7281530508_ded054db16_qBiotin also known as Vitamin B7, is a water-soluble vitamin that is included in the vitamin B complex group and comprises essential nutrients for metabolic functions, nervous, digestive and cardiovascular health functions.
It is a nutrient that helps maintain a youthful and attractive skin and it plays an important role in maintaining the health of our hair, nails and skin. Biotin Vitamin B7 is usually added to beauty products for hair and skin, though it is not well absorbed by the skin and should really be taken internally to unleash its full potential.
It can be found in foods like organ meats, avocado, eggs, cauliflower, legumes, mushrooms, berries, and fish.
Biotin Deficiency
Biotin (vitamin B7) deficiency does not occur in areas where people  consume enough calories and a healthy diet in general.
Biotin acts as a co-enzyme in the body and is needed for the metabolism of fatty acids, amino acids and glucose. This means that when we eat foods that are sources of fats, proteins and carbohydrates, biotin, vitamin B7 must be present, these macro-nutrients energy bodies must be converted and used to perform physical activities and good psychological function.
Reasons why people who consume healthy food do not suffer from Vitamin B7 deficiency are:
  • many common foods provide biotin
  • our intestinal digestive bacteria have the ability to create some vitamin B7 biotin on their own.
  • recommended daily requirements are relatively low
Biotin is not stored in the body, therefore it being built up in the body is not possible, which means levels considered to be toxic are very rare. However, you must consume small amounts of vitamin B7 almost daily to keep your body’s supply high enough. Biotin is water-soluble, that is it travels in the bloodstream and any excess or unused quantities present in the body are eliminated through urine.
Biotin deficiency occurs when there is
  • long-term use of certain anti-seizure medications
  • excessive antibiotic use
  • Digestive tract problems such as celiac disease, leaky gut syndrome or Chrons disease
When Biotin deficiency is apparent, visible signs are notable.
  • dry irritated skin
  • brittle hair or hair loss
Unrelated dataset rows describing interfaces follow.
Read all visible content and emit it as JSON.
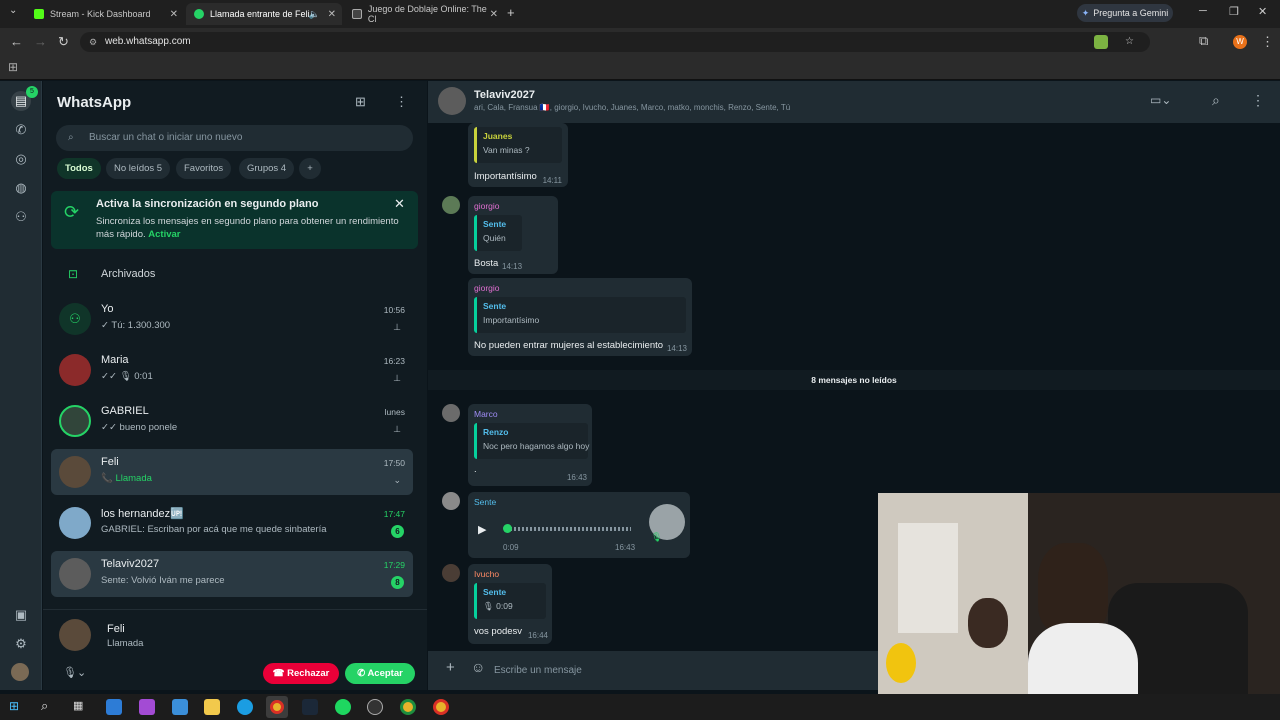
{
  "browser": {
    "tabs": [
      {
        "title": "Stream - Kick Dashboard"
      },
      {
        "title": "Llamada entrante de Feli"
      },
      {
        "title": "Juego de Doblaje Online: The Cl"
      }
    ],
    "gemini_label": "Pregunta a Gemini",
    "url": "web.whatsapp.com",
    "profile_letter": "W"
  },
  "rail": {
    "chats_badge": "5"
  },
  "sidebar": {
    "title": "WhatsApp",
    "search_placeholder": "Buscar un chat o iniciar uno nuevo",
    "filters": [
      "Todos",
      "No leídos 5",
      "Favoritos",
      "Grupos 4"
    ],
    "banner": {
      "title": "Activa la sincronización en segundo plano",
      "body": "Sincroniza los mensajes en segundo plano para obtener un rendimiento más rápido.",
      "link": "Activar"
    },
    "archived_label": "Archivados",
    "chats": [
      {
        "name": "Yo",
        "message": "✓ Tú: 1.300.300",
        "time": "10:56"
      },
      {
        "name": "Maria",
        "message": "✓✓ 🎙 0:01",
        "time": "16:23"
      },
      {
        "name": "GABRIEL",
        "message": "✓✓ bueno ponele",
        "time": "lunes"
      },
      {
        "name": "Feli",
        "message": "📞 Llamada",
        "time": "17:50"
      },
      {
        "name": "los hernandez🆙",
        "message": "GABRIEL: Escriban por acá que me quede sinbatería",
        "time": "17:47",
        "badge": "6"
      },
      {
        "name": "Telaviv2027",
        "message": "Sente: Volvió Iván me parece",
        "time": "17:29",
        "badge": "8"
      }
    ],
    "incoming_call": {
      "name": "Feli",
      "status": "Llamada",
      "reject_label": "Rechazar",
      "accept_label": "Aceptar"
    }
  },
  "conversation": {
    "title": "Telaviv2027",
    "members": "ari, Cala, Fransua 🇫🇷, giorgio, Ivucho, Juanes, Marco, matko, monchis, Renzo, Sente, Tú",
    "messages": [
      {
        "quote_name": "Juanes",
        "quote_text": "Van minas ?",
        "text": "Importantísimo",
        "time": "14:11"
      },
      {
        "sender": "giorgio",
        "quote_name": "Sente",
        "quote_text": "Quién",
        "text": "Bosta",
        "time": "14:13"
      },
      {
        "sender": "giorgio",
        "quote_name": "Sente",
        "quote_text": "Importantísimo",
        "text": "No pueden entrar mujeres al establecimiento",
        "time": "14:13"
      },
      {
        "sender": "Marco",
        "quote_name": "Renzo",
        "quote_text": "Noc pero hagamos algo hoy",
        "text": ".",
        "time": "16:43"
      },
      {
        "sender": "Sente",
        "voice_duration": "0:09",
        "time": "16:43"
      },
      {
        "sender": "Ivucho",
        "quote_name": "Sente",
        "quote_text": "🎙 0:09",
        "text": "vos podesv",
        "time": "16:44"
      }
    ],
    "unread_divider": "8 mensajes no leídos",
    "composer_placeholder": "Escribe un mensaje"
  }
}
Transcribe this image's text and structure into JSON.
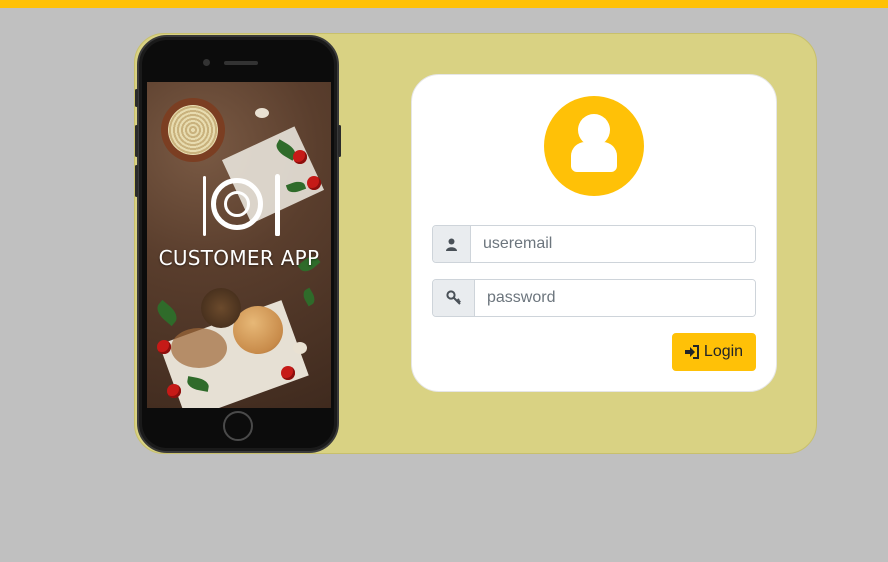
{
  "theme": {
    "accent": "#ffc107",
    "card_bg": "#d9d283",
    "page_bg": "#c0c0c0"
  },
  "phone": {
    "app_title": "CUSTOMER APP"
  },
  "login": {
    "email_placeholder": "useremail",
    "password_placeholder": "password",
    "login_label": "Login",
    "icons": {
      "avatar": "user-avatar-icon",
      "email": "user-icon",
      "password": "key-icon",
      "button": "sign-in-icon"
    }
  }
}
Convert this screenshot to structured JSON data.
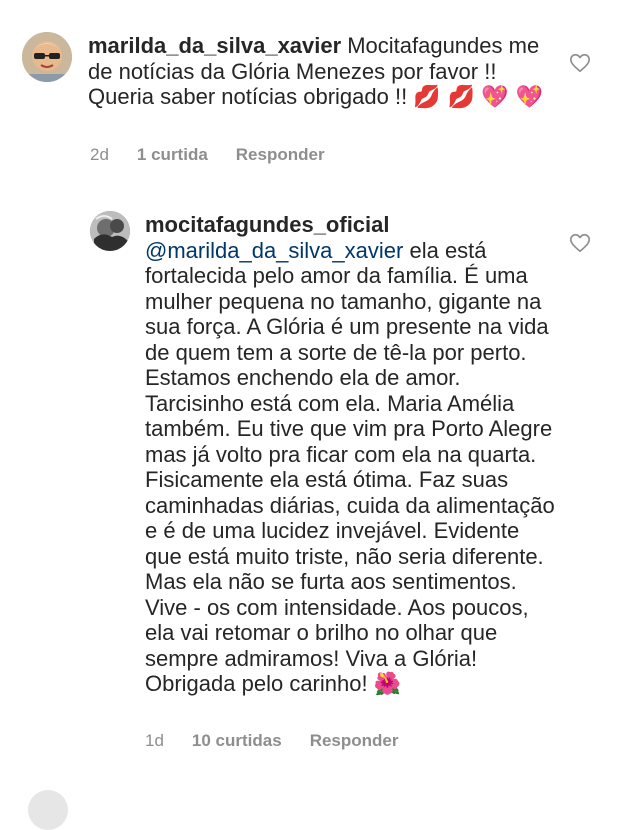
{
  "comments": [
    {
      "username": "marilda_da_silva_xavier",
      "text": "Mocitafagundes me de notícias da Glória Menezes  por favor !! Queria saber notícias  obrigado !!",
      "emojis_inline": "💋 💋",
      "emojis_trailing": "💖 💖",
      "time": "2d",
      "likes": "1 curtida",
      "reply_label": "Responder",
      "avatar_icon": "profile-photo-sunglasses"
    },
    {
      "username": "mocitafagundes_oficial",
      "mention": "@marilda_da_silva_xavier",
      "text": "ela está fortalecida pelo amor da família. É uma mulher pequena no tamanho, gigante na sua força. A Glória é um presente na vida de quem tem a sorte de tê-la por perto. Estamos enchendo ela de amor. Tarcisinho está com ela. Maria Amélia também. Eu tive que vim pra Porto Alegre mas já volto pra ficar com ela na quarta. Fisicamente ela está ótima. Faz suas caminhadas diárias, cuida da alimentação e é de uma lucidez invejável. Evidente que está muito triste, não seria diferente. Mas ela não se furta aos sentimentos. Vive - os com intensidade. Aos poucos, ela vai retomar o brilho no olhar que sempre admiramos! Viva a Glória! Obrigada pelo carinho!",
      "emoji_trailing": "🌺",
      "time": "1d",
      "likes": "10 curtidas",
      "reply_label": "Responder",
      "avatar_icon": "profile-photo-bw"
    }
  ],
  "colors": {
    "text": "#262626",
    "secondary": "#8e8e8e",
    "mention": "#00376b",
    "heart_outline": "#8e8e8e"
  }
}
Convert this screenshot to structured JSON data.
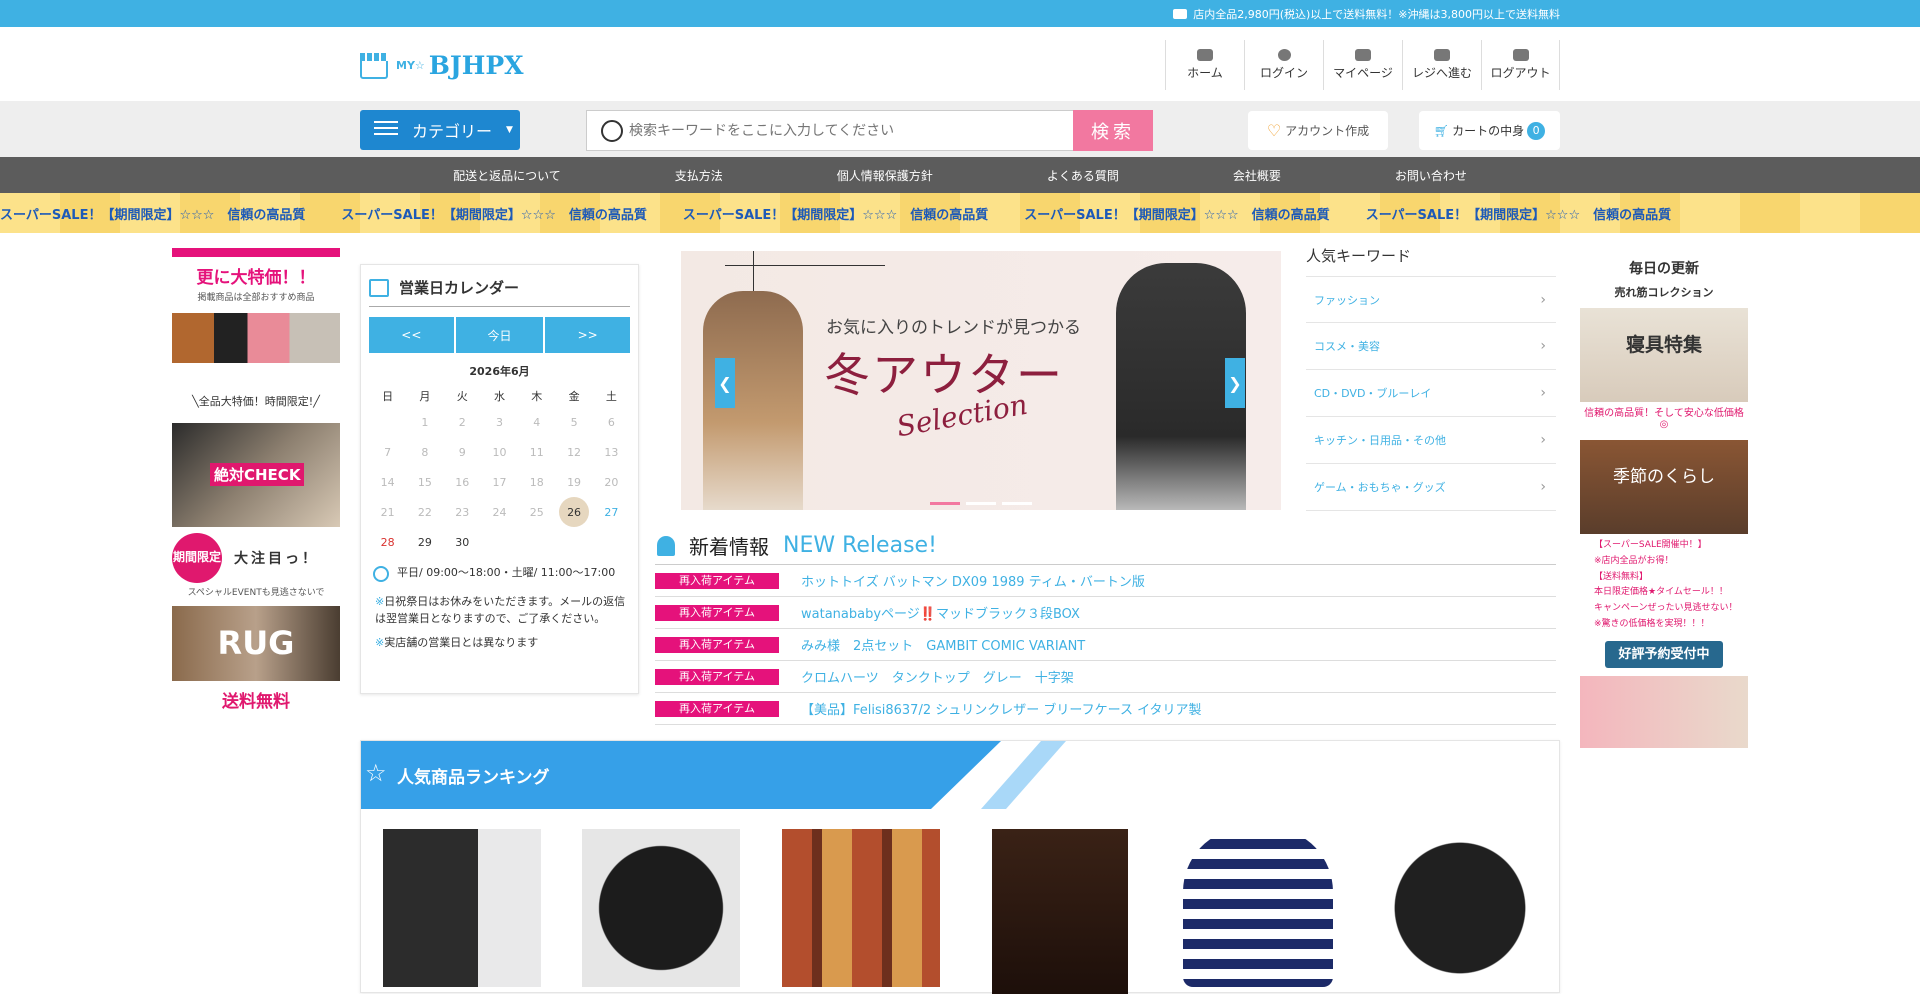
{
  "topbar": {
    "text": "店内全品2,980円(税込)以上で送料無料！※沖縄は3,800円以上で送料無料"
  },
  "header": {
    "logo_prefix": "MY☆",
    "logo_name": "BJHPX",
    "nav": [
      {
        "label": "ホーム",
        "icon": "home-icon"
      },
      {
        "label": "ログイン",
        "icon": "user-icon"
      },
      {
        "label": "マイページ",
        "icon": "id-card-icon"
      },
      {
        "label": "レジへ進む",
        "icon": "register-icon"
      },
      {
        "label": "ログアウト",
        "icon": "logout-icon"
      }
    ]
  },
  "search": {
    "category_label": "カテゴリー",
    "placeholder": "検索キーワードをここに入力してください",
    "button": "検索",
    "account": "アカウント作成",
    "cart": "カートの中身",
    "cart_count": "0"
  },
  "gnav": [
    "配送と返品について",
    "支払方法",
    "個人情報保護方針",
    "よくある質問",
    "会社概要",
    "お問い合わせ"
  ],
  "strip": {
    "text": "スーパーSALE！【期間限定】☆☆☆　信頼の高品質"
  },
  "left": {
    "sale_title": "更に大特価！！",
    "sale_sub": "掲載商品は全部おすすめ商品",
    "label2": "╲全品大特価！時間限定!╱",
    "stamp": "絶対CHECK",
    "limited": "期間限定",
    "attention": "大注目っ！",
    "event": "スペシャルEVENTも見逃さないで",
    "rug": "RUG",
    "ship": "送料無料"
  },
  "calendar": {
    "title": "営業日カレンダー",
    "prev": "<<",
    "today": "今日",
    "next": ">>",
    "month": "2026年6月",
    "dow": [
      "日",
      "月",
      "火",
      "水",
      "木",
      "金",
      "土"
    ],
    "hours": "平日/ 09:00～18:00・土曜/ 11:00～17:00",
    "note1_mark": "※",
    "note1": "日祝祭日はお休みをいただきます。メールの返信は翌営業日となりますので、ご了承ください。",
    "note2_mark": "※",
    "note2": "実店舗の営業日とは異なります"
  },
  "slider": {
    "catch": "お気に入りのトレンドが見つかる",
    "main": "冬アウター",
    "sub": "Selection",
    "prev": "❮",
    "next": "❯"
  },
  "keywords": {
    "title": "人気キーワード",
    "items": [
      "ファッション",
      "コスメ・美容",
      "CD・DVD・ブルーレイ",
      "キッチン・日用品・その他",
      "ゲーム・おもちゃ・グッズ"
    ]
  },
  "news": {
    "title_jp": "新着情報",
    "title_en": "NEW Release!",
    "items": [
      {
        "tag": "再入荷アイテム",
        "text": "ホットトイズ バットマン DX09 1989 ティム・バートン版"
      },
      {
        "tag": "再入荷アイテム",
        "text": "watanababyページ‼️マッドブラック３段BOX"
      },
      {
        "tag": "再入荷アイテム",
        "text": "みみ様　2点セット　GAMBIT COMIC VARIANT"
      },
      {
        "tag": "再入荷アイテム",
        "text": "クロムハーツ　タンクトップ　グレー　十字架"
      },
      {
        "tag": "再入荷アイテム",
        "text": "【美品】Felisi8637/2 シュリンクレザー ブリーフケース イタリア製"
      }
    ]
  },
  "right": {
    "title1": "毎日の更新",
    "title2": "売れ筋コレクション",
    "bedding": "寝具特集",
    "bedding_cap": "信頼の高品質！そして安心な低価格◎",
    "season": "季節のくらし",
    "notes": [
      "【スーパーSALE開催中！】",
      "※店内全品がお得！",
      "【送料無料】",
      "本日限定価格★タイムセール！！",
      "キャンペーンぜったい見逃せない！",
      "※驚きの低価格を実現！！！"
    ],
    "reserve": "好評予約受付中"
  },
  "ranking": {
    "title": "人気商品ランキング"
  }
}
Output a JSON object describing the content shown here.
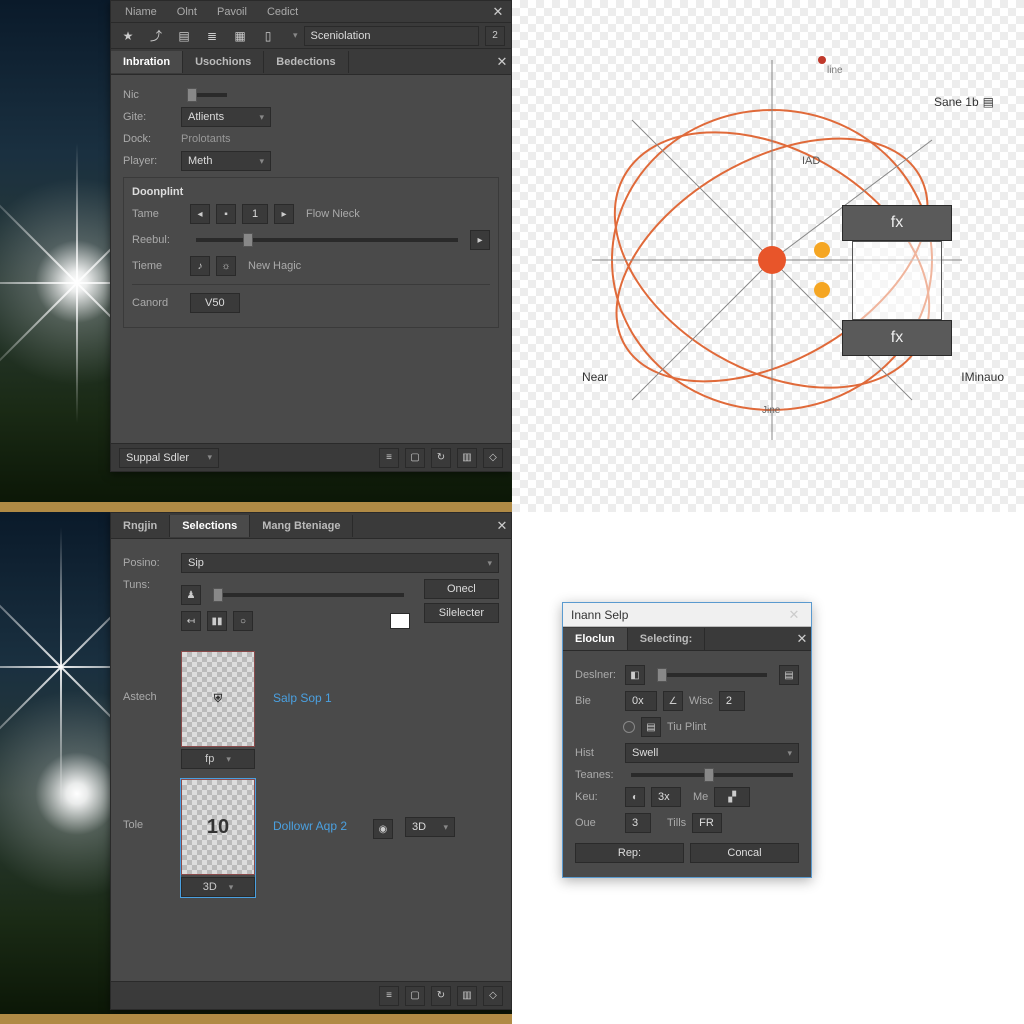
{
  "q1": {
    "menu": [
      "Niame",
      "Olnt",
      "Pavoil",
      "Cedict"
    ],
    "scene_input": "Sceniolation",
    "scene_count": "2",
    "tabs": [
      "Inbration",
      "Usochions",
      "Bedections"
    ],
    "nic_label": "Nic",
    "fields": {
      "gite_label": "Gite:",
      "gite_value": "Atlients",
      "dock_label": "Dock:",
      "dock_value": "Prolotants",
      "player_label": "Player:",
      "player_value": "Meth"
    },
    "group": {
      "title": "Doonplint",
      "tame_label": "Tame",
      "tame_value": "1",
      "tame_suffix": "Flow Nieck",
      "reebul_label": "Reebul:",
      "tieme_label": "Tieme",
      "tieme_suffix": "New Hagic",
      "cancel_label": "Canord",
      "value_btn": "V50"
    },
    "footer_dropdown": "Suppal Sdler",
    "footer_icons": [
      "menu",
      "stop",
      "refresh",
      "grid",
      "drop"
    ]
  },
  "q2": {
    "labels": {
      "top_right": "Sane 1b",
      "upper_mid": "IAD",
      "center_small": "line",
      "left": "Near",
      "bottom": "Jine",
      "right": "IMinauo"
    },
    "box_icon": "fx"
  },
  "q3": {
    "tabs": [
      "Rngjin",
      "Selections",
      "Mang Bteniage"
    ],
    "posino_label": "Posino:",
    "posino_value": "Sip",
    "tuns_label": "Tuns:",
    "btn_oned": "Onecl",
    "btn_silecter": "Silelecter",
    "astech_label": "Astech",
    "tole_label": "Tole",
    "card1_label": "Salp Sop 1",
    "card1_btn": "fp",
    "card2_value": "10",
    "card2_label": "Dollowr Aqp 2",
    "card2_btn": "3D",
    "footer_icons": [
      "menu",
      "stop",
      "refresh",
      "grid",
      "drop"
    ]
  },
  "q4": {
    "title": "Inann Selp",
    "tabs": [
      "Eloclun",
      "Selecting:"
    ],
    "deslner_label": "Deslner:",
    "bie_label": "Bie",
    "bie_value": "0x",
    "wisc_label": "Wisc",
    "wisc_value": "2",
    "tiuplint_label": "Tiu Plint",
    "hist_label": "Hist",
    "hist_value": "Swell",
    "teanes_label": "Teanes:",
    "keu_label": "Keu:",
    "keu_value": "3x",
    "me_label": "Me",
    "oue_label": "Oue",
    "oue_value": "3",
    "tills_label": "Tills",
    "tills_value": "FR",
    "rep_btn": "Rep:",
    "cancel_btn": "Concal"
  }
}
  • lack or energy or chronic fatigue
  • digestive and intestinal tract issues
  • muscle aches and pains
  • nerve damage
  • mood changes
  • cramps
  • tingling in the limbs
  • cognitive impairments
Recommended Uses:
It is suggested that the following be the daily dosage of Vitamin B7:
  • 5 micrograms daily for infants
  • 6–8 micrograms daily for infants ages 7 months–3 years
  • 12–20 micrograms daily for children ages 4–13
  • 25 micrograms for adolescents
  • 30 micrograms for male and female adults over 19
  • 30 milligrams for pregnant women and 35 milligrams for women who are breastfeeding
Biotin (Vitamin B7) Supplements
Blueberries Sweet Fruit Fresh Summer Healthy
Vitamin B7 supplements usually include a full spectrum of B vitamins, including vitamin B6, vitamin B12, vitamin B2 riboflavin and vitamin B3 niacin. Vitamin B supplements support metabolism functions, brain activity, nerve functions and the general daily functions of the body.
Taking B vitamin supplements together is generally the most efficient way of getting the most of these.
When consuming Vitamin B vitamin supplements, be aware not all supplements are produced equally. High quality products do not contain any additives, so keep in mind to purchase the superior quality vitamin that contains real food sources.
Food Sources of Biotin (Vitamin B7)
Vitamin B7 biotin comes in eight forms, but only one is vital to our body, and that is D-Biotin which has the full potential of vitamin capabilities.
Here are some of the 9 best food sources of biotin
  • Blueberries — 1 cup
  • Cauliflower — 1 cup
  • Buckwheat Bread — 1 slice
  • Liver  — 3 ounces
  • Eggs— 1 whole
  • Yeast — 1 tablespoon
  • Wild Caught Salmon or Trout — 3 ounces
  • Organic Cheese — 1 oz
  • Avocado — 1 whole
  • Also, berries, mushrooms and other types of fish are also good sources of biotin.
Vitamin B7 is found in the yolk of the egg and not in egg whites. Research shows that  not only do people miss out on B vitamins when they eat egg whites and discard the yolk, but that egg whites is capable to  lessening the effects of B vitamins and possibly even creating a vitamin B7 deficiency.